You don’t need a whole lot of copper and most people can get what they need from a well-balanced, healthy diet. Current recommendations are that both men and women need about 900 mcg to meet their bodies’ need for copper.
Deficiencies can occur from malnutrition and malabsorption (sometimes as a result of gastric bypass surgery to lose weight), but more often than not they are a result of genetic defects. On this latter cause, there has been some recent good news. Research reported in the Proceedings of the National Academy of Sciences indicates some defects in copper metabolism may soon have more targeted treatment options that can restore the production of copper-dependent enzymes needed for your cells’ mitochondria to make energy. Given that cells can’t survive without energy, this is indeed a major discovery with the potential to help many people.
Copper’s Partner – Zinc
Many minerals and other nutrients have what are known as “antagonistic relationships,” which basically means that when one is too high it causes the other to be too low. If you visualize a seesaw with each end being one of the antagonistic nutrients, you have a good idea of how they work.
For copper, its antagonist is zinc. And, just as with a seesaw, you want to reach equilibrium to avoid increasing your risk for having too much or too little of either, which could increase your risk for a variety of health conditions or diseases. If you have too much zinc in your system, you could end up with a copper deficiency. And, if you should have too much copper, increasing your zinc intake can help put your copper level back in balance.
As is copper, zinc is an essential mineral that helps keep your body functioning properly. It has many important functions in the body and can be used to address many health issues, from the common cold to malaria. It also plays a crucial role in helping wounds heal quickly and properly. Zinc also helps the immune system fight off bacteria and may reduce the incidence of colds. It is required for proper taste and smell. You should target getting 8 mg of zinc a day if you’re a woman and around 11 mg if you’re a man.
In addition to being antagonists, copper and zinc also work together to help control your metabolism and keeping them in balance has a variety of health benefits. Together, they help activate an important enzyme that serves as an antioxidant. And credible research has shown that having a copper-zinc imbalance may also increase oxidative stress, which can lead to a variety of health problems including poor sleep patterns and metabolic health.
How to Be Proactive
The first thing you can do to make sure you are getting the right amount of copper, is to eat a healthy, well-balanced diet with foods rich in copper. Which foods are best? As you can see below, there is a wide variety!
- Liver and other organ meats
- Sesame seeds, sunflower seeds
- Oysters, shellfish
- Cocoa powder
- Soybeans, lentils, Adzuki beans, kidney beans, white beans
- Cashew nuts, Brazil nuts, hazelnuts, pine nuts
You should also consider getting nutritional testing to see if your body is getting the right balance of copper and zinc to help you get and stay your healthiest. If you do have an imbalance – either too much or too little of either nutrient – you can then take steps to address it either through diet or supplementation.

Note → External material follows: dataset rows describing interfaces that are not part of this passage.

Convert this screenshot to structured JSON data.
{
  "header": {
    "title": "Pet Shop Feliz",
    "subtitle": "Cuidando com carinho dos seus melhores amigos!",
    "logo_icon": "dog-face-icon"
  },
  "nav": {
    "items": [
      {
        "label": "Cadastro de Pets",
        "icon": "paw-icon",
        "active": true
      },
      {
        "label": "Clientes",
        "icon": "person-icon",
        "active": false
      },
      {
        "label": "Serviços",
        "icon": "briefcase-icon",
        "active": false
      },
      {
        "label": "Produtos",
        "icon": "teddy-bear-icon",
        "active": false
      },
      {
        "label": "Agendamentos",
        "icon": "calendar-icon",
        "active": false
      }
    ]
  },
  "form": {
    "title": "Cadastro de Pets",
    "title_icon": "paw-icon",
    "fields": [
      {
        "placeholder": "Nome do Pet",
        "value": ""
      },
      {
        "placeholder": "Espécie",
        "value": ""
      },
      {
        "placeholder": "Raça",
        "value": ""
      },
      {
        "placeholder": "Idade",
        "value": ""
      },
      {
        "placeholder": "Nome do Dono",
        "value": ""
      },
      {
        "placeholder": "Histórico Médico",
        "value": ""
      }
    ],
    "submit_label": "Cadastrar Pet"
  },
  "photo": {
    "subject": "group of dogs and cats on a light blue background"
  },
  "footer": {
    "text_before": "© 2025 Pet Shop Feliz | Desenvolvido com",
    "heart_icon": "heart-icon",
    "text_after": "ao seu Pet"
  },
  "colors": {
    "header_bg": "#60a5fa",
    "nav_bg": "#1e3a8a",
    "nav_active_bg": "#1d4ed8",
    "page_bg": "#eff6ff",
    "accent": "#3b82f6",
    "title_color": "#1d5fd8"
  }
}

And if you have a family history of problems with copper metabolism, or if testing shows you’re not readily absorbing the copper you are getting from you diet, genetic testing may help you and your healthcare provider identify appropriate treatment options.
For more information about copper and other trace minerals necessary to keep you healthy, check out “Minerals – The Forgotten Nutrient: Your Secret Weapon for Getting and Staying Healthy.”

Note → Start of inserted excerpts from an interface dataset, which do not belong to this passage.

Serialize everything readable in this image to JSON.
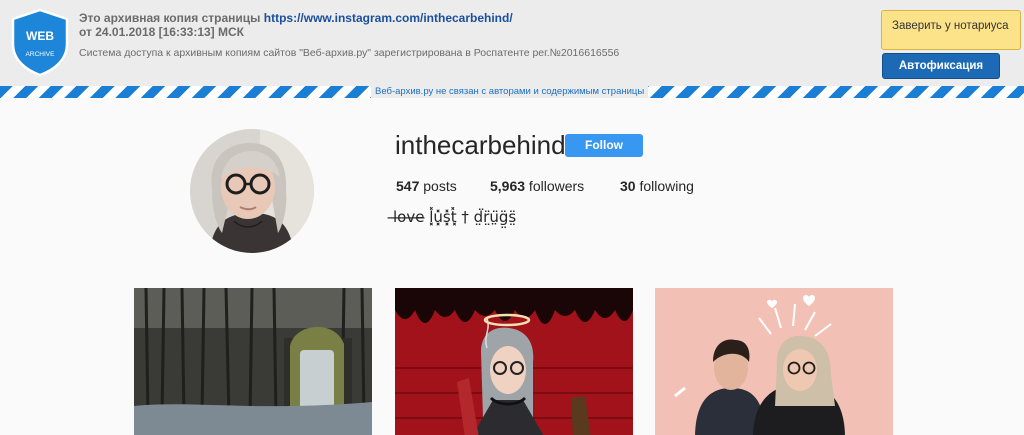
{
  "archive": {
    "title_prefix": "Это архивная копия страницы",
    "url": "https://www.instagram.com/inthecarbehind/",
    "date": "от 24.01.2018 [16:33:13] МСК",
    "notice": "Система доступа к архивным копиям сайтов \"Веб-архив.ру\" зарегистрирована в Роспатенте рег.№2016616556",
    "disclaimer": "Веб-архив.ру не связан с авторами и содержимым страницы",
    "logo_line1": "WEB",
    "logo_line2": "ARCHIVE",
    "btn_notary": "Заверить у нотариуса",
    "btn_auto": "Автофиксация",
    "colors": {
      "stripe_blue": "#1a7ed4",
      "notary_yellow": "#fce38a",
      "auto_blue": "#1c69b5"
    }
  },
  "profile": {
    "username": "inthecarbehind",
    "follow_label": "Follow",
    "posts_count": "547",
    "posts_label": " posts",
    "followers_count": "5,963",
    "followers_label": " followers",
    "following_count": "30",
    "following_label": " following",
    "bio": "l̶o̶v̶e̶ l͓̽u͓̽s͓̽t͓̽ † d̤̈r̤̈ṳ̈g̤̈s̤̈",
    "colors": {
      "follow_blue": "#3897f0"
    }
  },
  "posts": [
    {
      "subject": "forest-photo"
    },
    {
      "subject": "illustration-red"
    },
    {
      "subject": "couple-photo"
    }
  ]
}
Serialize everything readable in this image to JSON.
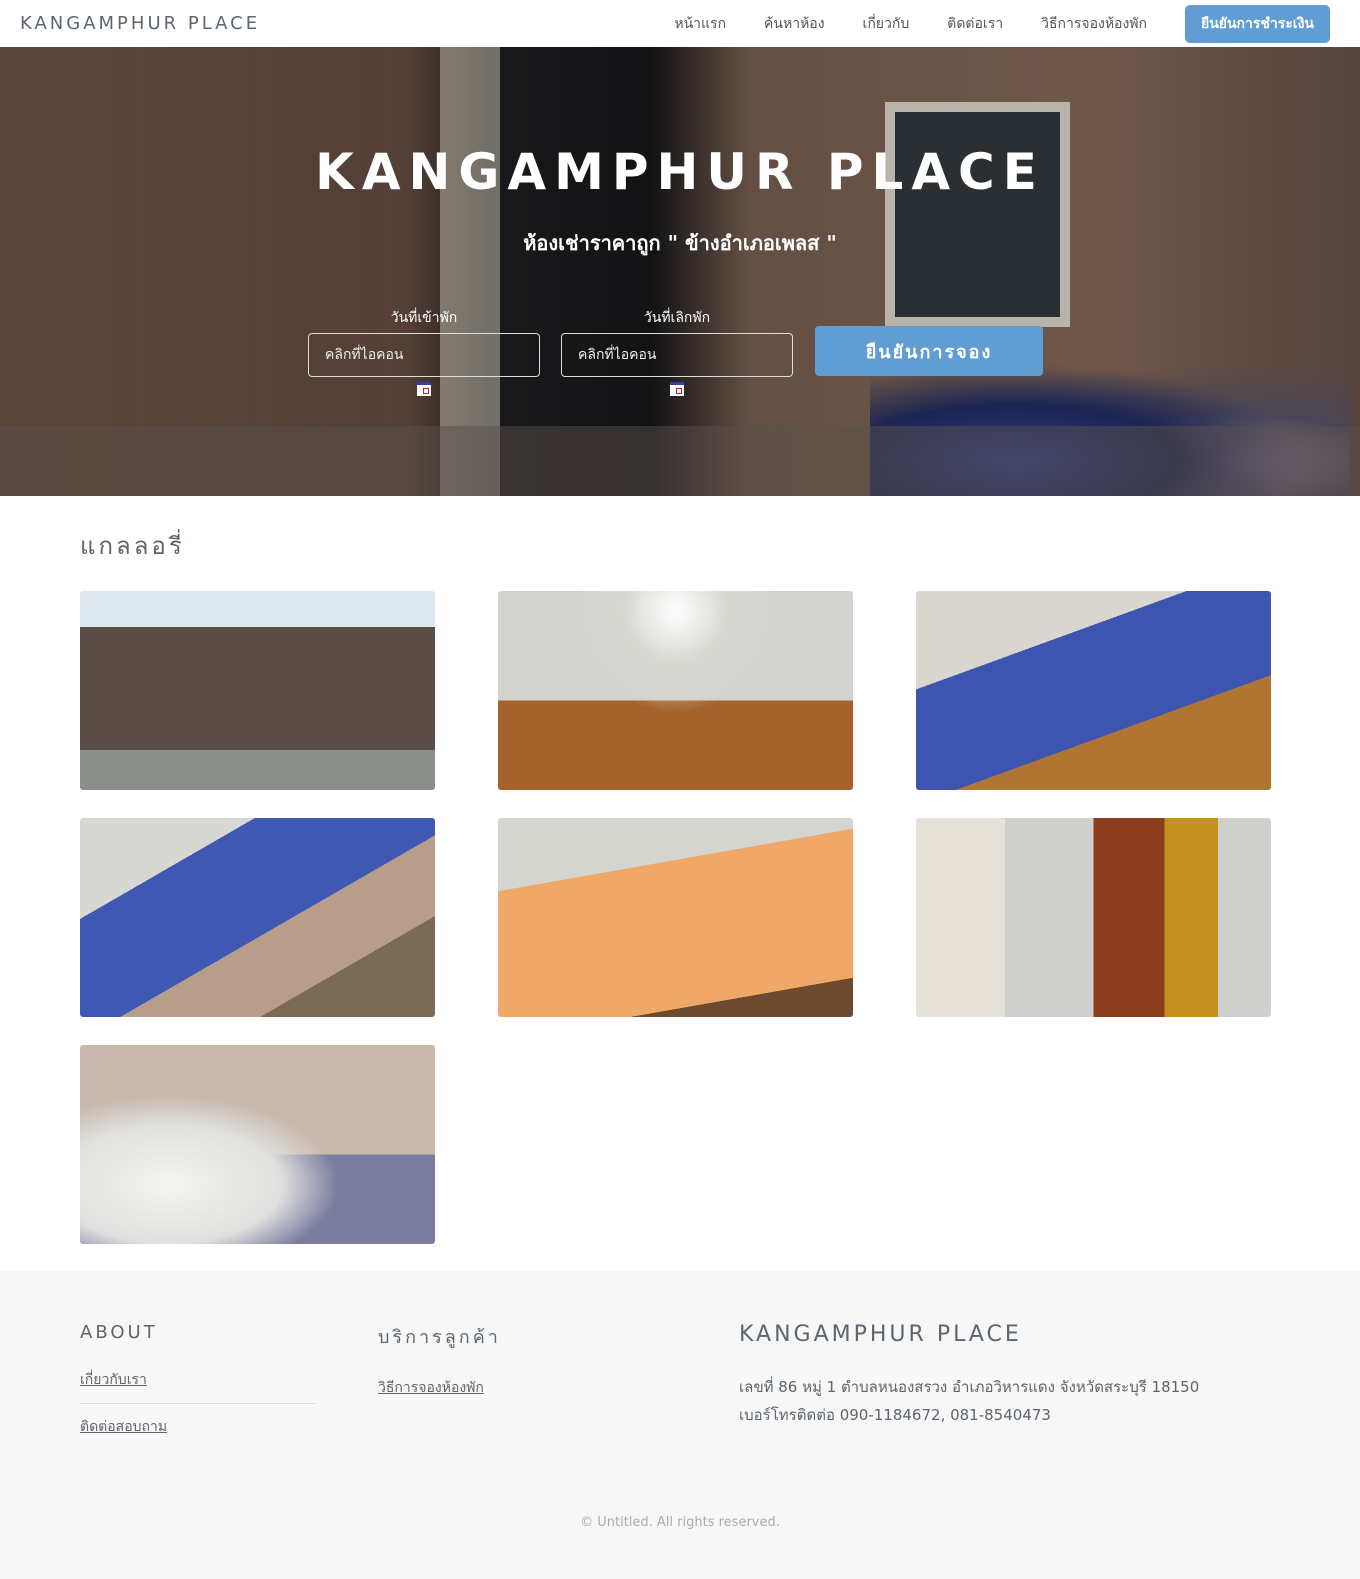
{
  "nav": {
    "brand": "KANGAMPHUR PLACE",
    "items": [
      "หน้าแรก",
      "ค้นหาห้อง",
      "เกี่ยวกับ",
      "ติดต่อเรา",
      "วิธีการจองห้องพัก"
    ],
    "pay_button": "ยืนยันการชำระเงิน"
  },
  "hero": {
    "title": "KANGAMPHUR PLACE",
    "subtitle": "ห้องเช่าราคาถูก \" ข้างอำเภอเพลส \"",
    "checkin": {
      "label": "วันที่เข้าพัก",
      "placeholder": "คลิกที่ไอคอน",
      "icon": "calendar-icon"
    },
    "checkout": {
      "label": "วันที่เลิกพัก",
      "placeholder": "คลิกที่ไอคอน",
      "icon": "calendar-icon"
    },
    "book_button": "ยืนยันการจอง"
  },
  "gallery": {
    "title": "แกลลอรี่",
    "count": 7
  },
  "footer": {
    "about": {
      "title": "ABOUT",
      "links": [
        "เกี่ยวกับเรา",
        "ติดต่อสอบถาม"
      ]
    },
    "service": {
      "title": "บริการลูกค้า",
      "links": [
        "วิธีการจองห้องพัก"
      ]
    },
    "contact": {
      "title": "KANGAMPHUR PLACE",
      "address": "เลขที่ 86 หมู่ 1 ตำบลหนองสรวง อำเภอวิหารแดง จังหวัดสระบุรี 18150",
      "phone": "เบอร์โทรติดต่อ 090-1184672, 081-8540473"
    },
    "copyright": "© Untitled. All rights reserved."
  },
  "colors": {
    "accent": "#5f9dd3",
    "footer_bg": "#f7f7f7"
  }
}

Enjoy your healthy life!
The pH professional health care team includes recognized experts from a variety of health care and related disciplines, including physicians, attorneys, nutritionists, nurses and certified fitness instructors. This team also includes the members of the pH Medical Advisory Board, which constantly monitors all pH programs, products and services. To learn more about the pH Medical Advisory Board, click here.